Lt. Gov. Dan Forest, shown speaking during the Wilson County Republican Party's Reagan Day Dinner and 2017 county convention, was a driving force behind North Carolina's campus free speech bill.
Corey Friedman | Times
A Times editorial
College students buying back-to-school gear can trade in their muzzles for a megaphone.
When the fall semester begins at North Carolina’s public universities later this month, a long-overdue state law protecting students’ free speech rights from campus censors will be in force. Scholars can express themselves without fear of disciplinary sanctions, which were unfortunately all-too common.
House Bill 527, An Act to Restore and Preserve Free Speech, took effect July 31. Gov. Roy Cooper allowed the vital reform to become law without his signature after swift passage by a veto-proof majority in the General Assembly.
The law prevents University of North Carolina System institutions from maintaining rules that encroach on First Amendment freedoms, rolls back the condescension of “free speech zones” that corralled demonstrations into small corners of campus and requires administrators to honor student groups’ invitations to all guest speakers regardless of their ideology.
HB 527 also stops compelled speech in its tracks, forbidding colleges from setting rules that “require students, faculty or administrators to publicly express a given view of social policy.” That means no more mandatory signing of diversity, tolerance and inclusion pledges.
These sweeping changes at UNC campuses are a victory for freedom of speech and individual liberty and they put North Carolina at the vanguard of a national backlash against a culture of coercive political correctness.
Liberals famously led the free speech movement in the 1960s, but this time, conservatives are in the driver’s seat. Lt. Gov. Dan Forest, a second-term Republican, showed impressive leadership in shepherding HB 527 through the legislature. Cooper, a Democrat, opted not to sign this important bill.

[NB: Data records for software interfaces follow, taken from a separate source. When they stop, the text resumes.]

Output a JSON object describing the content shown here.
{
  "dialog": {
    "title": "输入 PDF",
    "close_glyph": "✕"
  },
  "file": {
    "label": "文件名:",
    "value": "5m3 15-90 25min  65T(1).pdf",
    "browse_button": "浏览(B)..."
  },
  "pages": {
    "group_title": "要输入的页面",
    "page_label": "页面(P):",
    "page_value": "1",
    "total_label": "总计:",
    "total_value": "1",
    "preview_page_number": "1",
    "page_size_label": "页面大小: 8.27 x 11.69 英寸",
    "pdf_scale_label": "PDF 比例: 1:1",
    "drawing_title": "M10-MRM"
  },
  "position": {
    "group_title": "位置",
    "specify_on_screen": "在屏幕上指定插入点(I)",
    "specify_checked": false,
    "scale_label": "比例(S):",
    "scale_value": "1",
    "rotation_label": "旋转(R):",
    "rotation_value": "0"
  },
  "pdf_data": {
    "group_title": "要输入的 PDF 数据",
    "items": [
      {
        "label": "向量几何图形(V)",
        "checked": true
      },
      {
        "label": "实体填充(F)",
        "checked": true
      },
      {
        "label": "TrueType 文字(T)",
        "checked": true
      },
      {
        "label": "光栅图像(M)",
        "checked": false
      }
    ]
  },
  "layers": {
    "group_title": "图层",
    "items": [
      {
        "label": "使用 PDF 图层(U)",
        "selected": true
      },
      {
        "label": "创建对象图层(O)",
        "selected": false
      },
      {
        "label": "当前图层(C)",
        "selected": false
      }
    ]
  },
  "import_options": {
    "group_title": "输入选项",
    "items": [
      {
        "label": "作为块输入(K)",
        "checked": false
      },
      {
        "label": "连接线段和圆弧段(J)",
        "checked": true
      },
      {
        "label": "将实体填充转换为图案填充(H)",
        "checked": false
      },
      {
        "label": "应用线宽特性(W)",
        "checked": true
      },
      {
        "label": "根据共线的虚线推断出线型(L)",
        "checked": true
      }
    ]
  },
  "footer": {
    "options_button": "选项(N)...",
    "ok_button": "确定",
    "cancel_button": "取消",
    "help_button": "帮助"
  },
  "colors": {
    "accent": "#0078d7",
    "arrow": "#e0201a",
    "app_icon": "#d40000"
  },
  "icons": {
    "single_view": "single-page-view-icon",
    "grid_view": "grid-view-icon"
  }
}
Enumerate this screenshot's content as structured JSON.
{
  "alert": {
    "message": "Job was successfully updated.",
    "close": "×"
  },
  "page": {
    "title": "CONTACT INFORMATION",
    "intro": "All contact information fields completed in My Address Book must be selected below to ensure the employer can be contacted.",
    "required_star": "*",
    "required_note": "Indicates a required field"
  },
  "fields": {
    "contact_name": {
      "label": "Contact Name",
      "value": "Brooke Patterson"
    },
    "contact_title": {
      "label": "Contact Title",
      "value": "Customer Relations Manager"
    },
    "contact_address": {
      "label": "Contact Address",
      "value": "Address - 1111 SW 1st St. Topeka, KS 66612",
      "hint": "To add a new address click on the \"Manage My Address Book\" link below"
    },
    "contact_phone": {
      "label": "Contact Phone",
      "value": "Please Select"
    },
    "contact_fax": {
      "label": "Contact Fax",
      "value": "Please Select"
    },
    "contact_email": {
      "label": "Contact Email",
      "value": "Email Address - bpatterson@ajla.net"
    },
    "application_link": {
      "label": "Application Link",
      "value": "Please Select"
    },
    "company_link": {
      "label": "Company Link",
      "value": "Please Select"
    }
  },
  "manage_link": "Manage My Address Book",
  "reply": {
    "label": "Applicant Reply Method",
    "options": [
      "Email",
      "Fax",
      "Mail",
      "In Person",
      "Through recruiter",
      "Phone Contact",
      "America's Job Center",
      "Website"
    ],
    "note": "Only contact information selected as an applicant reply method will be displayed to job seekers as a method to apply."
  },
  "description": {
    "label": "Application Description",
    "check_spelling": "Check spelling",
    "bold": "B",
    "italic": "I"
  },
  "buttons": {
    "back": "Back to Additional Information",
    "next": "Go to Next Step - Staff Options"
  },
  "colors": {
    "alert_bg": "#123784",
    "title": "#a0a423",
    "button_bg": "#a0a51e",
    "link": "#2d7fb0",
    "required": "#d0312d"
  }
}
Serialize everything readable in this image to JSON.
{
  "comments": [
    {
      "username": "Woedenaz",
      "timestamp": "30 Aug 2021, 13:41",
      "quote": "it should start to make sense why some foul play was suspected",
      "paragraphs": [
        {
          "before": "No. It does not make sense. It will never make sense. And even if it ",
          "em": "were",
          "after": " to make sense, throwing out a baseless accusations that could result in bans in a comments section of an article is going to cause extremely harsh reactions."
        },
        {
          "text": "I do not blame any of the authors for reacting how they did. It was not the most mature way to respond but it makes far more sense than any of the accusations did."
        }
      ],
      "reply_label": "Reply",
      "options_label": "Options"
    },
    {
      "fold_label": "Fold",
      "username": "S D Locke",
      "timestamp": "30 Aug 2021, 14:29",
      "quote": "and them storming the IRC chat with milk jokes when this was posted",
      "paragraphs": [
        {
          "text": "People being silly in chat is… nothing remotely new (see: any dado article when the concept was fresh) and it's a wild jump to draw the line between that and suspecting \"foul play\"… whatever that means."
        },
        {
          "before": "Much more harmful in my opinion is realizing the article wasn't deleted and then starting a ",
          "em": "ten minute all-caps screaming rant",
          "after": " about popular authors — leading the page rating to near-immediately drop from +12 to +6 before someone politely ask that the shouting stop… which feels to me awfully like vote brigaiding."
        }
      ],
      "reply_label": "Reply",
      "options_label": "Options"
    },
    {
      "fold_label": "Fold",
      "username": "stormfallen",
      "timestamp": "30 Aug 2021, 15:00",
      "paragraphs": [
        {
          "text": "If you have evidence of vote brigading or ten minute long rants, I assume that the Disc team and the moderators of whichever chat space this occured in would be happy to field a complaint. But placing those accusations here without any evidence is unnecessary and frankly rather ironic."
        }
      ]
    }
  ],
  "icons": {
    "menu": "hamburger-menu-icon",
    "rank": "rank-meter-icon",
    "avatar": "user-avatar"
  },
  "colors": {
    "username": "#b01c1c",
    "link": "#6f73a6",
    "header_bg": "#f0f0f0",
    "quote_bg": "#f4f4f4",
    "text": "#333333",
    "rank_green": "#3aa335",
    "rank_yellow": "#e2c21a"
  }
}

Critics say the new law could be used to crack down on student protests because it requires schools to impose penalties for activities that “infringe upon the rights of others to engage in and listen to expressive activity.”
Peaceful protests enjoy constitutional protection, but silencing a controversial speaker by drowning him out is mob rule. Opponents of HB 527 don’t seem to have a good grasp of First Amendment jurisprudence.
Tyler Coward of the nonpartisan Foundation for Individual Rights in Education notes that “fleeting boos” are protected speech. Disruptions like the February riot that canceled conservative firebrand Milo Yiannopoulos’ speech at the University of California-Berkeley, however, are not.
Cooper spokesman Ford Porter said lawmakers should trust college administrators to set speech policies. Been there, done that. Until this year, most North Carolina universities maintained unlawful rules.
HB 527 didn’t concoct a batch of brand-new rights. It simply instructs public colleges to abide by the First Amendment, which federal law already requires. The state law holds university administrators accountable for meeting constitutional standards they have flouted with impunity for far too long.
Campus free speech is now the law of the land in North Carolina. Students who hold controversial or unpopular views will no longer be frog-marched to the dean’s office merely for speaking their mind.